-- Your task --
Where a line holds the word "emoji", copy that line from the data below.
------------------------------------------------------------------------
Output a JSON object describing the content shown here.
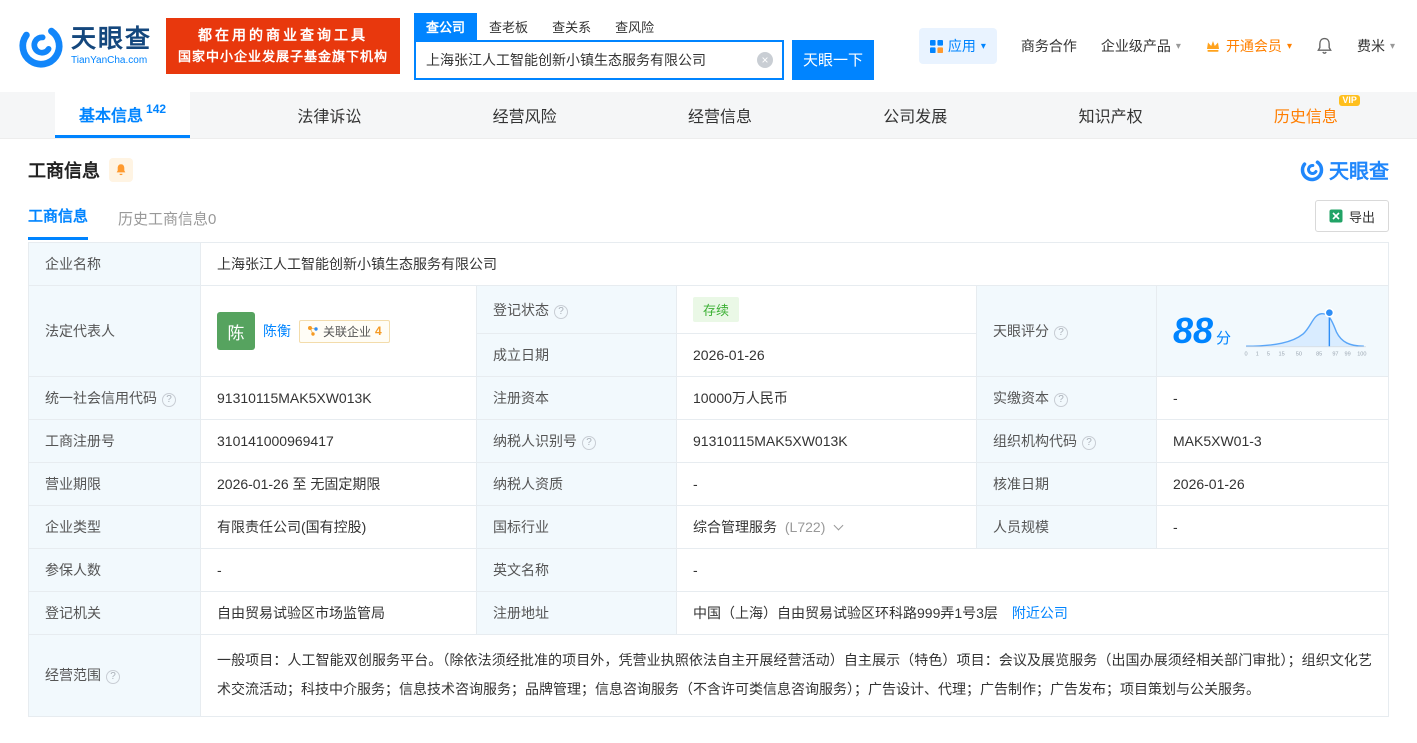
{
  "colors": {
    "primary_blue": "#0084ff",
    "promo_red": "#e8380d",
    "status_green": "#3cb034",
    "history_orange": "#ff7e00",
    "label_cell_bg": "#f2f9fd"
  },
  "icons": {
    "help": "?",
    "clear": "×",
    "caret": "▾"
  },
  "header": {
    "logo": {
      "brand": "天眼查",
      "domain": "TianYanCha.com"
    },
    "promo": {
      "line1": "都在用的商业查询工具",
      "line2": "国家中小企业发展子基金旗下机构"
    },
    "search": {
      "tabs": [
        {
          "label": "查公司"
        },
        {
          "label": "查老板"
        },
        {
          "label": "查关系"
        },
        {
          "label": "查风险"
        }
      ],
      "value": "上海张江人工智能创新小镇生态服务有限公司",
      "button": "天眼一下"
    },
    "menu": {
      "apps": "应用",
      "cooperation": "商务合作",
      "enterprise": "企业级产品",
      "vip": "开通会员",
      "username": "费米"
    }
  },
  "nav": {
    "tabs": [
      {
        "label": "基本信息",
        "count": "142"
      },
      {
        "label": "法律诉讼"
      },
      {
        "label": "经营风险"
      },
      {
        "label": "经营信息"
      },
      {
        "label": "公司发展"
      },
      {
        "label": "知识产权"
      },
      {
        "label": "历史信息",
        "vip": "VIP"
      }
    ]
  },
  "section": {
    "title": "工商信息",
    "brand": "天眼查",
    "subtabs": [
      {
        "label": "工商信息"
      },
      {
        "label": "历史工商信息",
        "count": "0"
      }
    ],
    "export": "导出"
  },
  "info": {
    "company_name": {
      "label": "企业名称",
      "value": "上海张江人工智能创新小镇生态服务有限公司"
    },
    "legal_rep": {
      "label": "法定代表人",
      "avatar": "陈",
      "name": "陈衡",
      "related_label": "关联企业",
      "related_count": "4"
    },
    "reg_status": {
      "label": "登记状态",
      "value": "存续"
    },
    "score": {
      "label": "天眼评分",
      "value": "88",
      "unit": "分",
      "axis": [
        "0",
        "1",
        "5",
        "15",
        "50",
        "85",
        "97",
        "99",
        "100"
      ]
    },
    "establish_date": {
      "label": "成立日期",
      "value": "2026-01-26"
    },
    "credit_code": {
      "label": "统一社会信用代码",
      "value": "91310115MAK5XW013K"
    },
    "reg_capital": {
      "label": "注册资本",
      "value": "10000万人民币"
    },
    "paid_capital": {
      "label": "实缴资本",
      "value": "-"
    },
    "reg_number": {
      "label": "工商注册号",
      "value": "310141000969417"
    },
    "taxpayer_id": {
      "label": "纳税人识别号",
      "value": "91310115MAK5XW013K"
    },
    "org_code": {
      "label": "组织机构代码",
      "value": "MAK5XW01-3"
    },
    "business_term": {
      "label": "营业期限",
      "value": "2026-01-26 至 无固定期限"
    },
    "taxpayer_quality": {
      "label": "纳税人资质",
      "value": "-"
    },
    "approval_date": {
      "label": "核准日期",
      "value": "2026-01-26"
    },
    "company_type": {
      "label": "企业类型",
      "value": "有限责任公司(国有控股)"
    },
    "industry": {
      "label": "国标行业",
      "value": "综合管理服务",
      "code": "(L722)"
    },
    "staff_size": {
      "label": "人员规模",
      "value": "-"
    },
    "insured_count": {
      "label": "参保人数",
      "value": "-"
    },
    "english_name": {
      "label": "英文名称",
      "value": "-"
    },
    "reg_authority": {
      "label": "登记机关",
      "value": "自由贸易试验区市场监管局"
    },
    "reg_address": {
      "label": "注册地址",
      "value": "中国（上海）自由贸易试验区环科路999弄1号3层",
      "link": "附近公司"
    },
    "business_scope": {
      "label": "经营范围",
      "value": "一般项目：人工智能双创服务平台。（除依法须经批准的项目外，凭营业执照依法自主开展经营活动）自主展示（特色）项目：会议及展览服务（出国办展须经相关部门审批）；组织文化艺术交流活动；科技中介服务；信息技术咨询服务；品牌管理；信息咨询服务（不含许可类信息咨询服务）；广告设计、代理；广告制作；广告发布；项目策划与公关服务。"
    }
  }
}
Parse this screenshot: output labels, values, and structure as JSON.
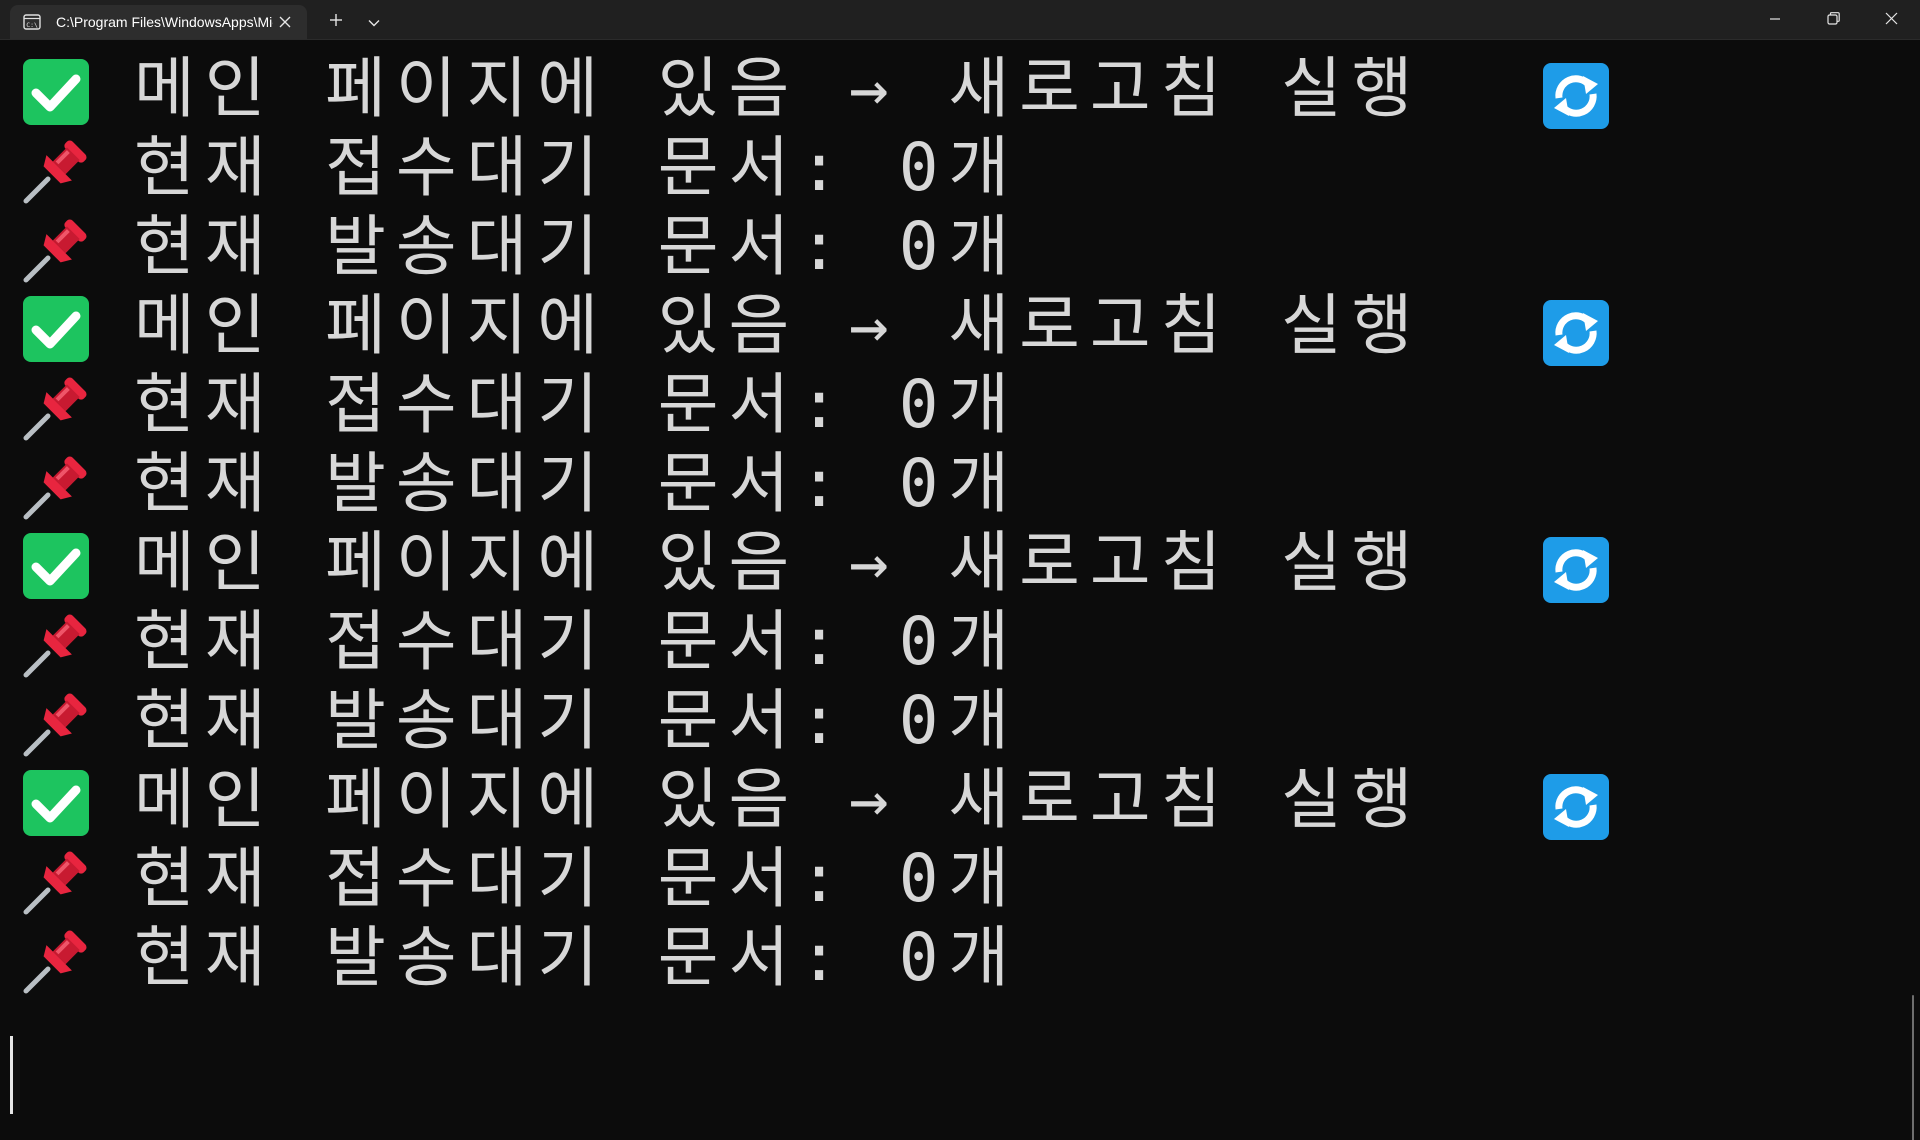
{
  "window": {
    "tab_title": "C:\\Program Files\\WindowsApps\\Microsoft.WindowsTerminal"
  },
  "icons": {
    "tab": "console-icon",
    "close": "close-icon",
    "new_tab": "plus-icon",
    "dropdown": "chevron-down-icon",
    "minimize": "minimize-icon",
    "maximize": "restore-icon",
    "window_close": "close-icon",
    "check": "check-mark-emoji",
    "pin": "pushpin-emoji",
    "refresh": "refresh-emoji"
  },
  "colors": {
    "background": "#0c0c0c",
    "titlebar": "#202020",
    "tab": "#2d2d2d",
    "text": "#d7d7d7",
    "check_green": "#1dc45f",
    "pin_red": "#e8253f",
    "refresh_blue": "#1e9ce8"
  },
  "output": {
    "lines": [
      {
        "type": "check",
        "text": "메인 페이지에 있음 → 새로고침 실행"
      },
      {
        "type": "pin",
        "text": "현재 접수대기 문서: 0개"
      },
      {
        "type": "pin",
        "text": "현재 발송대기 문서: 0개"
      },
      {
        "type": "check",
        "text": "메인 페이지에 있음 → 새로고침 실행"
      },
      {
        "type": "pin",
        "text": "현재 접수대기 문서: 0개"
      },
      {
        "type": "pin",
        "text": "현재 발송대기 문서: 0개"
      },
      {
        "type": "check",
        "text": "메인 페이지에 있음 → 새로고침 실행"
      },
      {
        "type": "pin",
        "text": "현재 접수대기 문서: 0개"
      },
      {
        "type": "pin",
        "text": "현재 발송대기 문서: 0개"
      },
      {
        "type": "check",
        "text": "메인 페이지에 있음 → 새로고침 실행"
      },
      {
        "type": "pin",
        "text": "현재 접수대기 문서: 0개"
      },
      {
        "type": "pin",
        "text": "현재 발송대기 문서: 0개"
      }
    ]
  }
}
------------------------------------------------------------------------
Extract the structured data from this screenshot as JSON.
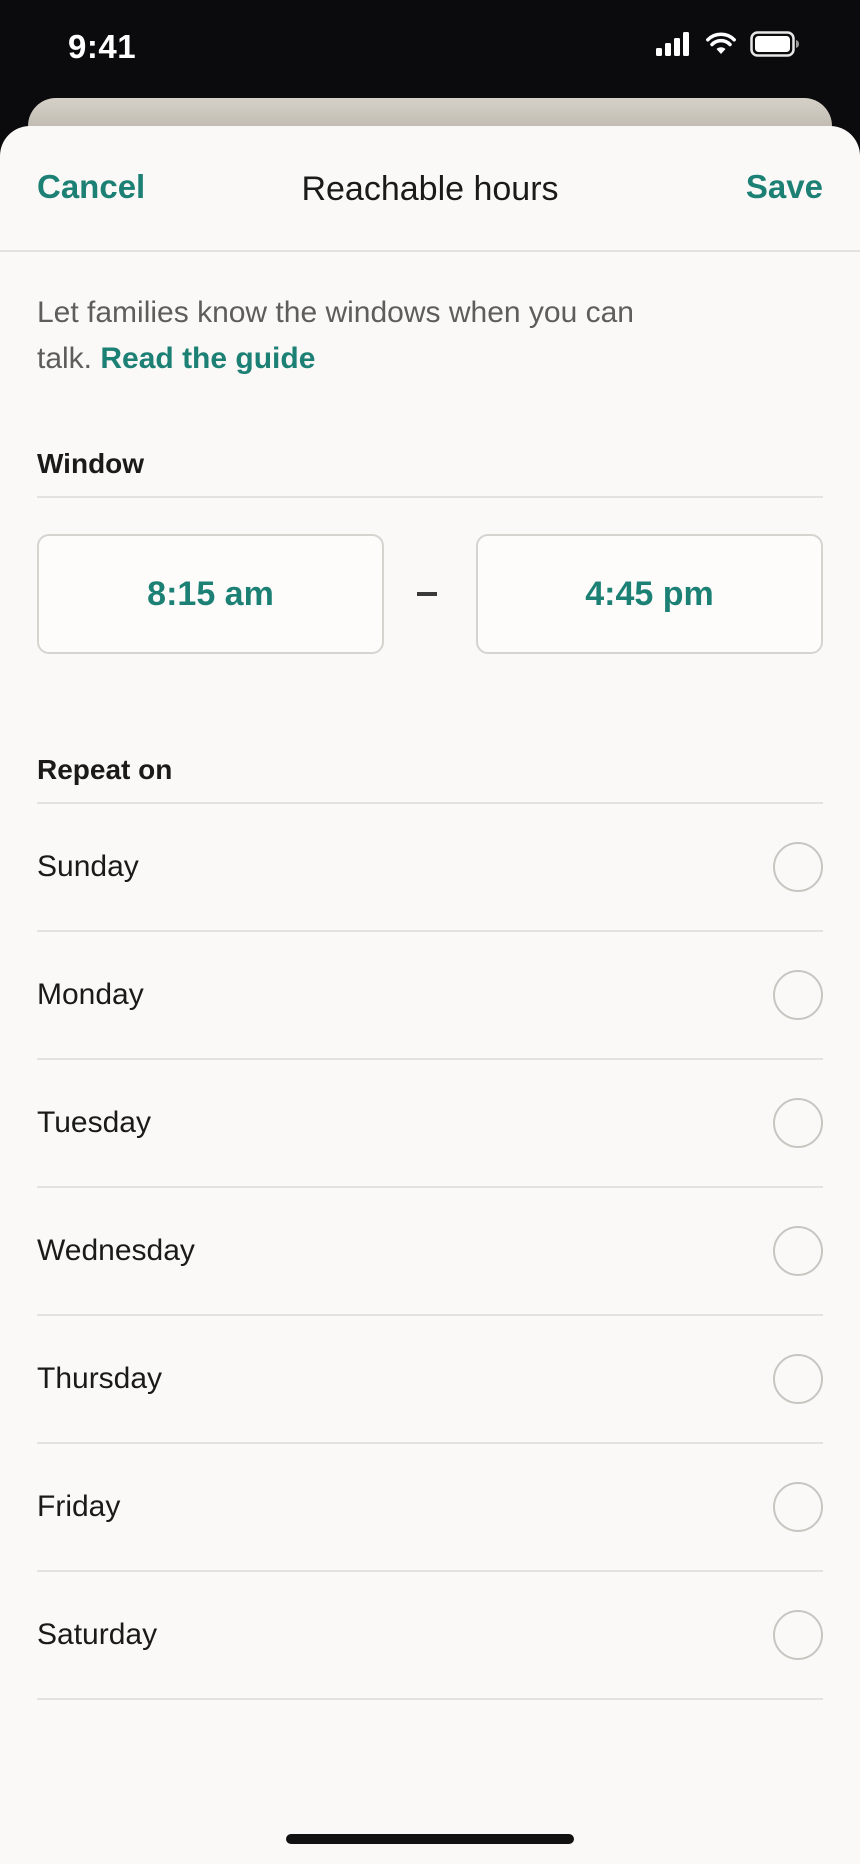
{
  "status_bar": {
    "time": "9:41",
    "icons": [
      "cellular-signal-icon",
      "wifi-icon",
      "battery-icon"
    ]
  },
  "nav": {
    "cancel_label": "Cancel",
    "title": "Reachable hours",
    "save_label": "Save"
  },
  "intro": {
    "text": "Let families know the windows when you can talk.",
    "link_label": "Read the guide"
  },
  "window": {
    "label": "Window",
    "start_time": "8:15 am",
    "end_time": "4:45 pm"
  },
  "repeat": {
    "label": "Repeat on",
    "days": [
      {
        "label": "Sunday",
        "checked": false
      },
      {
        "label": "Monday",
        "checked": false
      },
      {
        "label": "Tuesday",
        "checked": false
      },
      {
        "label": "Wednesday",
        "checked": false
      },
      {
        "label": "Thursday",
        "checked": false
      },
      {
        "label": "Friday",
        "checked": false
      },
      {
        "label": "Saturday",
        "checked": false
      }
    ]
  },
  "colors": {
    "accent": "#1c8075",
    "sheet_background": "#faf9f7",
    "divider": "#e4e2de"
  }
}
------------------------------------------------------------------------
-- Output of the task --
    "check": "check-mark-emoji",
    "pin": "pushpin-emoji",
    "refresh": "refresh-emoji"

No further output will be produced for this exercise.